LONDON, United Kingdom, March 10, 2016 (LifeSiteNews) – A law criticized for authorizing a sweeping state intrusion into the privacy of family life was challenged in the United Kingdom's Supreme Court this week by Christian and parental rights groups.
Colin Hart of the Christian Institute, one of the plaintiffs, called the law “an insult to the fundamental rights of mums and dads to bring up their children the way they see fit[.] … This is a compulsory scheme. There is no way for parents to opt out or to be the named persons for their own children.”
The law behind the Scottish government's Named Person scheme, the Children and Young People Act, was passed in 2014, but it is still months away from implementation – time enough for the Christian Institute, CARE, the TYMES Trust (for parents of children with chronic fatigue syndrome), and the Family Education Trust to appeal against it on the grounds that it violates existing privacy law and the constitutional rights of parents.

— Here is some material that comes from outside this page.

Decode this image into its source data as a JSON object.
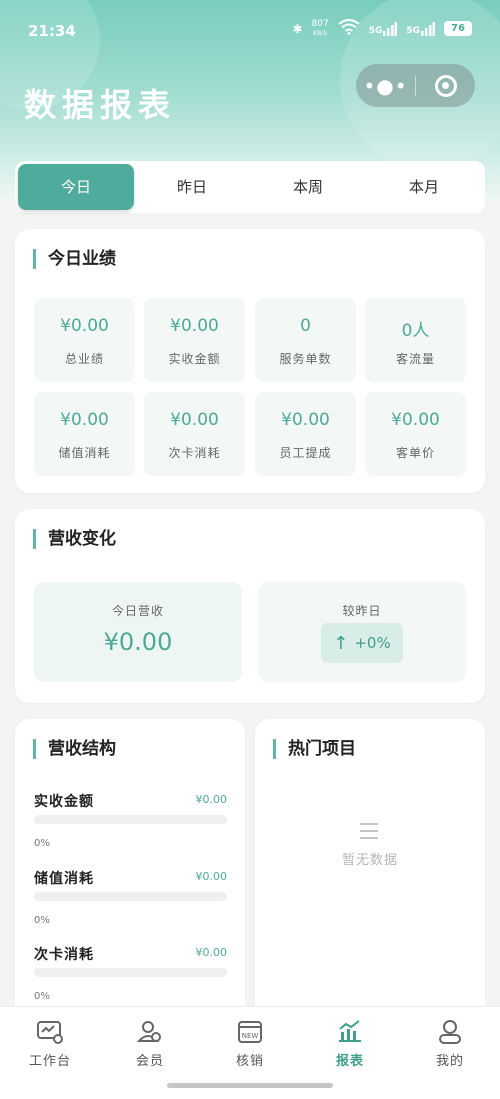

The panel of five judges that finished hearing the case Wednesday says it will order the government to delay enforcement till it rules.
Under the far-reaching scheme, a “named person” – a teacher, school administrator, midwife, social worker, etc. – will be assigned to every Scottish child up to the age of 18, tasked with overseeing his interests and able to gather information from doctors, social agencies, schools, courts, and the children themselves, unbeknownst to the parents.
As the child grows, and as his named persons die, change jobs, or lose contact, the persons assigned change, widening the circle of people privy to the child's and family's information.
“There are two sinister ideas behind this,” a spokesperson for the No to Named Persons campaign told LifeSiteNews. “The first is that parents cannot raise children without professional help provided by the State – that for children to grow up to be successful Scottish adults, there must be early intervention by the government.”
“The second and more sinister idea is that every parent is a potential child abuser, that there is much more abuse going on than ever gets made public, and the only way to prevent this is by this early intervention by the State.”
This will create a barrier of suspicion between parents and children and officials they ought to trust, such as doctors and “health visitors” – a type of public health nurse who advises parents on child care in infancy.
Aidan O'Neill of the Christian Institute told the panel of judges that if a teenager is prescribed birth control pills, the named person must be informed – but not the parent. O'Neill said a named person could even advise the child to take birth control pills against the expressed wishes of the parents.
The spokesman for No to Named Persons told LifeSiteNews, “This really drives a horse and carriage between parents and their children.” The coalition against the law admit that child abuse exists but want the Scottish government to focus on children known to be in need of intervention, not add to the workload of teachers and overworked social workers by assigning them to be advance agents of unneeded government aid.
Defenders of the scheme, such as Social Work Scotland, describe the named person as every child's “entitlement” that will allow social workers to focus their efforts. “Social work is a targeted service. Not all children need it,” argues SWS's president, Alistair Gaw. The named person will summon the social worker, according to Gaw, only when needed.
What's more, defenders claim, the welfare of children now falls within the responsibilities of many different agencies that don't communicate. The named person would bring all this information together.
According to critics, some named persons could be responsible for dozens or even hundreds of children.
The organizations challenging the new law argue that it violates existing law that puts the threshold for sharing a family's private information from what is “necessary” to protect the child to what is deemed “appropriate,” which means, according to the No to Named Persons spokesperson, “you can do whatever you want.”
As well, they argue that it violates European privacy rights and recognition of the family to be a “necessary underpinning” of society.